By Bill Paterson
Sacramento High boys basketball star Josiah Turner is a natural.
That's what Mom says, that's seconded by Dragons coach Derek Swafford and that's what a lot of folks think who have watched the 6-foot-3 junior point guard play.
What people may not realize is that The Bee's 2009-2010 Boys Basketball Player of the Year also is a voracious worker.
It's a work ethic he seems born with. When he could barely walk, he already was dribbling a basketball.
Turner never seemed to get enough of the game, whether playing against older kids in an Oak Park league or through the years in AAU events in Northern California and beyond.
"I'd take him to the Bay Area a lot because the competition was tougher," said Doris Ward, his mother, and a former Sac High point guard. "He played against kids who were older. They were a lot more physical. It didn't matter. He was like a fish in water."
It's not just about playing, however.
Turner admits to being a workaholic when it comes to hoops.

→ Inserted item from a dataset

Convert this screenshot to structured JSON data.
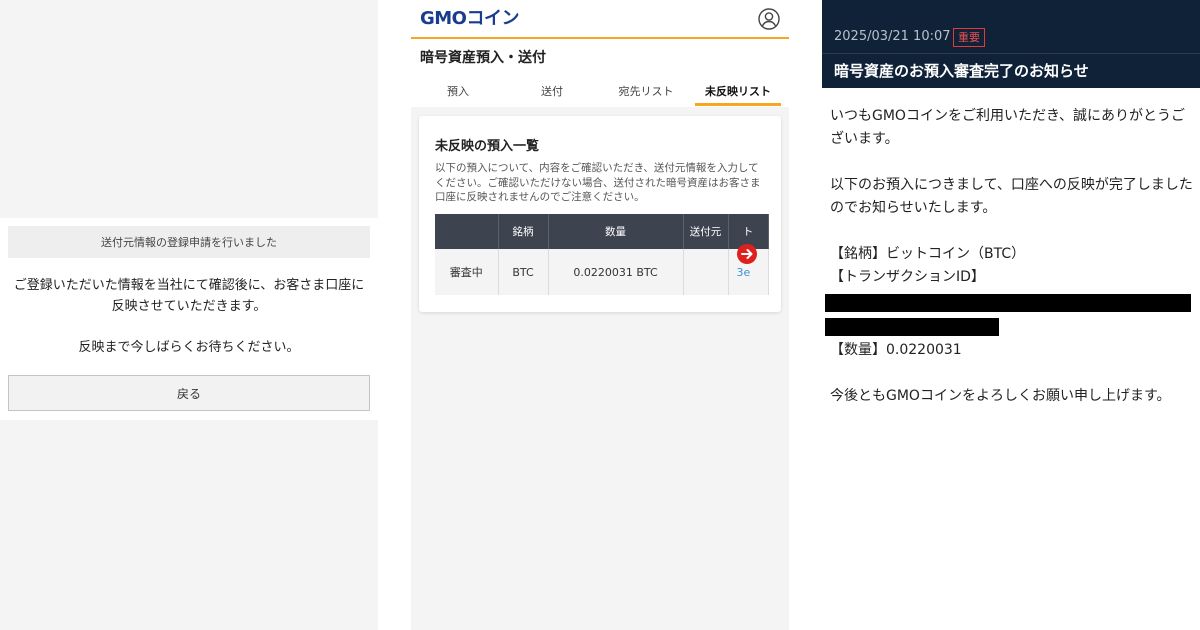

He's a 6 o'clock regular most mornings at the Mather Gym, getting in 90 minutes of shooting practice before heading off to school. After school it's conditioning and weight lifting. He hopes to add 14 pounds of muscle to his 177-pound frame by the time school gets out.
"Even though he's got it all, he realizes he's got to put in the work," Swafford said.
Says Ward: "Josiah understands that that there is always someone working when you're not."
After leading Sac High to a 26-7 season, it's second consecutive Sac-Joaquin Section D-III championship and a third straight Northern California championship appearance, Turner is ready for more.
He can't wait for the AAU season to begin, even though the highly recruited player said he hasn't picked a team.
He played last season with the Southern California-based Pump 'N Run, which he said wants him back. But the Oakland Soldiers and Los Angeles-based Team Odom, which features good friends Darius Nelson and Ramon Eaton of Sheldon, also are seeking his services.
Swafford hopes Turner doesn't put all his focus into AAU this offseason.
For a player who already has gotten at least 10 college scholarship offers, Turner needs to fine-tune his academic game and help prepare his Sac High teammates for a state title run next season, says Swafford.
"I don't think he has to go all over the country and play all these different people to be seen," Swafford said. "I think the coaches know who Josiah is."
He also hopes Turner will keep an open mind about college as the calls and offers continue to flood in.
"A D-I basketball factory may not be right for him," Swafford said. "Maybe a smaller program, like a St. Mary's, could be a better fit. You want to surround yourself with people who want the best for you, want you to graduate and get that degree. There are too many horror stories.
"I want him to realize success is how you complete yourself, not how people define you."
Turner hasn't indicated a college preference and isn't likely to make up his mind until after the summer, if even then.
He doesn't want to make his earlier misstep of a premature decision. He verbally committed to Arizona State at the end of his freshman year at Cordova, then rescinded that commitment last summer.
"I was flattered at the time they made the offer, but I realized later it was too early," Turner said.
Turner hasn't ruled out attending Arizona State.
But now it's just one school on a list that is growing longer by the day.
Also on the list, according to Turner: Kansas, Georgia Tech, Arizona, Oregon, USC, Florida International, Marquette, Santa Clara and Southern Methodist, where current teammate Travon Abraham is headed.
Pretty heady stuff for the former little guy - "Josiah didn't really start to grow until the eighth grade," Ward says.
Back in the day, little Josiah would encounter some of his toughest battles against older sister Quanisha, the ex-pitbull of a point guard for Sac High, now playing at Chico State.
"Back then I'd tell Josiah if he could get around her, he could get around anybody in the city," Ward said.